Supermarket giant Tesco has stolen the march on its rivals in the battle for convenient shopping by trialling virtual fridges at Gatwick's north terminal.
Huge electronic 'fridges' will allow customers to scroll through 80 products before placing a shopping order, which will be delivered as you return home.
Customers will need to download the Tesco app from the App Store, Google Play or Android Market to scan products' barcodes using their smartphone, as well as registering with Tesco.com.
The two-week trial, running from 6 August to 19 August, follows an earlier trial in South Korea, which allowed commuters to shop in underground stops and at bus stops by pointing their mobile phones at billboards. The UK initiative uses interactive digital displays for the first time.
Tesco uses a barcode scanner to order goods
Tesco’s internet retailing director, Ken Towle, said: “Our business in Korea is teaching us a lot about how customers and technology are transforming shopping. It gives us a unique window into the future and the chance to try out exciting new concepts.
"The virtual store blends clicks and bricks, bringing together our love of browsing with the convenience of online shopping. It’s a chance to showcase what we can do to the 30,000 people a day who will depart from Gatwick’s north terminal, many of whom will need to fill their fridges when they get home, and we’re looking forward to hearing what they think.”
Darren Shirley, analyst at Shore Capital, told the Huffington Post UK it was far too early to discern if virtual fridges were the future of supermarket shopping, but acknowledged there could be a market for it.
"It may be a useful service for the time-poor consumers; convenience has been the strongest element for Tesco, but at the moment this isn't something worth getting carried away about."
The move could also be seen as a way for Tesco to increase its number of app users; currently Tesco reports 20 million customers through its physical stores each fortnight, but just 1.3 million active app users.
Grocery trade body IGD told Huffington Post UK it had witnessed an increase in technological innovations from retailers looking to help consumer shop "anywhere, anytime".
Jonathan Gunz, IGD’s senior retail innovation analyst said: “Virtual grocery stores are part of a rapidly developing trend for convenient and technology-driven shopping solutions and many global retailers have started to experiment with them.
“Our shopper research indicates a desire for this kind of technology. Around two fifths (41%) of connected shoppers in Britain tell us they would like to use a smartphone as they shop for food and groceries in the future”.
Morrisons is the only large supermarket to not yet offer a home delivery shopping option, although there are plans to introduce such a service at some point soon.

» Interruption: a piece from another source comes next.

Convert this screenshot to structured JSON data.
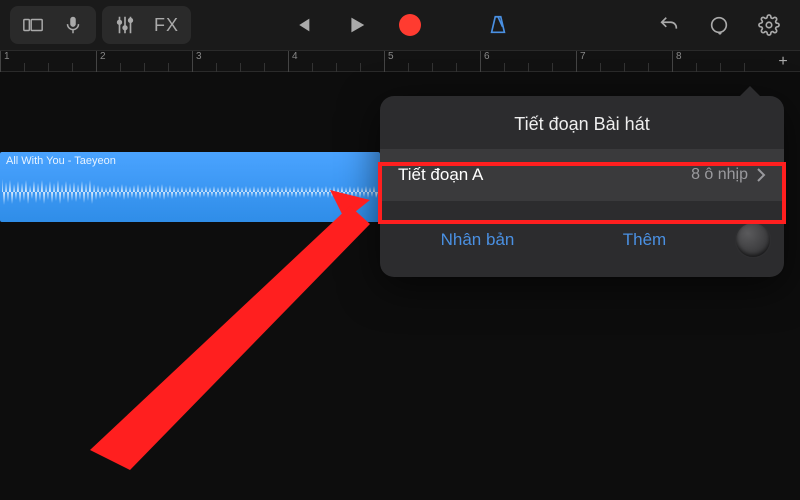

Marketing Week noted in June that Morrisons, as the official food supplier for the Big Brother house, was establishing itself as a grocery delivery service, even before it offers home delivery.

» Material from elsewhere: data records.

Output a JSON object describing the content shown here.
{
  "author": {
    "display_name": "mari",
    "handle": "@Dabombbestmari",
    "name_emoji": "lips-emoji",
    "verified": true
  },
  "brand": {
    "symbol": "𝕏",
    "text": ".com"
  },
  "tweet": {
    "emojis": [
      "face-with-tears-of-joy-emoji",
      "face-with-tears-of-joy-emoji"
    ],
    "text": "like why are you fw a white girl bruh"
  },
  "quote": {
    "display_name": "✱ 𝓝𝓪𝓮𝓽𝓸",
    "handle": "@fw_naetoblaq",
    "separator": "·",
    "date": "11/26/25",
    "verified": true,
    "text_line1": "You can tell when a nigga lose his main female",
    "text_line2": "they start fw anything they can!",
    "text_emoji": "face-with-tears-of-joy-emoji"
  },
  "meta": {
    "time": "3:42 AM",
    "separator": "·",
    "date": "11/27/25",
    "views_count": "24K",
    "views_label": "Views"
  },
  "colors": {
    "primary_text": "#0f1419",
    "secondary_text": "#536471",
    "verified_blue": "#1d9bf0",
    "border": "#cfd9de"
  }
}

Responding directly to its rival's move, a spokesman from Asda said: "It's an interesting concept, trying to get customers who are about to go on holiday to start building an online basket via a smartboard in a terminal.

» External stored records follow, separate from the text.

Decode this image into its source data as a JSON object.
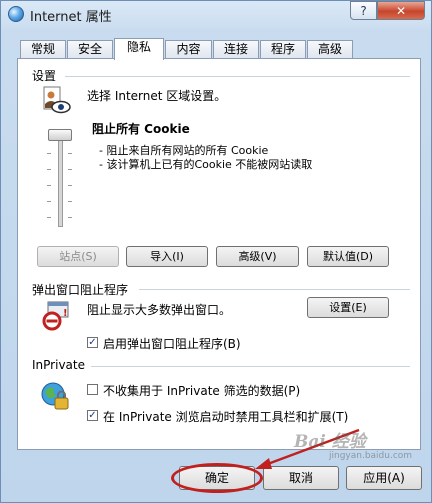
{
  "window": {
    "title": "Internet 属性",
    "help_label": "?",
    "close_label": "✕"
  },
  "tabs": [
    {
      "label": "常规"
    },
    {
      "label": "安全"
    },
    {
      "label": "隐私",
      "active": true
    },
    {
      "label": "内容"
    },
    {
      "label": "连接"
    },
    {
      "label": "程序"
    },
    {
      "label": "高级"
    }
  ],
  "settings": {
    "label": "设置",
    "instruction": "选择 Internet 区域设置。",
    "level_title": "阻止所有 Cookie",
    "desc_lines": [
      "- 阻止来自所有网站的所有 Cookie",
      "- 该计算机上已有的Cookie 不能被网站读取"
    ],
    "slider_level": "highest",
    "buttons": {
      "sites": "站点(S)",
      "import": "导入(I)",
      "advanced": "高级(V)",
      "default": "默认值(D)"
    }
  },
  "popup_blocker": {
    "label": "弹出窗口阻止程序",
    "description": "阻止显示大多数弹出窗口。",
    "settings_button": "设置(E)",
    "enable_label": "启用弹出窗口阻止程序(B)",
    "enable_checked": true
  },
  "inprivate": {
    "label": "InPrivate",
    "no_collect_label": "不收集用于 InPrivate 筛选的数据(P)",
    "no_collect_checked": false,
    "disable_toolbars_label": "在 InPrivate 浏览启动时禁用工具栏和扩展(T)",
    "disable_toolbars_checked": true
  },
  "footer": {
    "ok": "确定",
    "cancel": "取消",
    "apply": "应用(A)"
  },
  "watermark": {
    "text": "Bai 经验",
    "sub": "jingyan.baidu.com"
  },
  "colors": {
    "annotation": "#c0211f",
    "title_bar": "#c9dcef",
    "close_button": "#c7452b"
  }
}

"We're finding more of our customers love shopping on the move with our Android and iPhone Apps which have the highest customer ratings of any grocery retailer in the app stores."
Waitrose told the Huffington Post UK it had no plans to offer a similar service, however, John Lewis trialled a virtual shopping window last Christmas in the Brighton Waitrose branch, which allowed shoppers to click and collect.
The trial was followed by John Lewis’s first app, a transactional mobile site, and the introduction of WiFi in its shops.
After testing the technology in window sites in Autumn 2011, John Lewis rolled the campaign out to six shops for Spring 2012.
A spokesman for John Lewis told the Huffington Post UK: "As customers became more familiar with the technology, click throughs increased, and we saw a 300% uplift in site visits from the QR code in May and June of this year, a level we maintained through Summer 2012."
Ocado also launched its third virtual wall, currently standing at the Birmingham Bullring, on 16 July for one month. As of June 2012, mobile devices were used in 24 per cent of Ocado checkouts.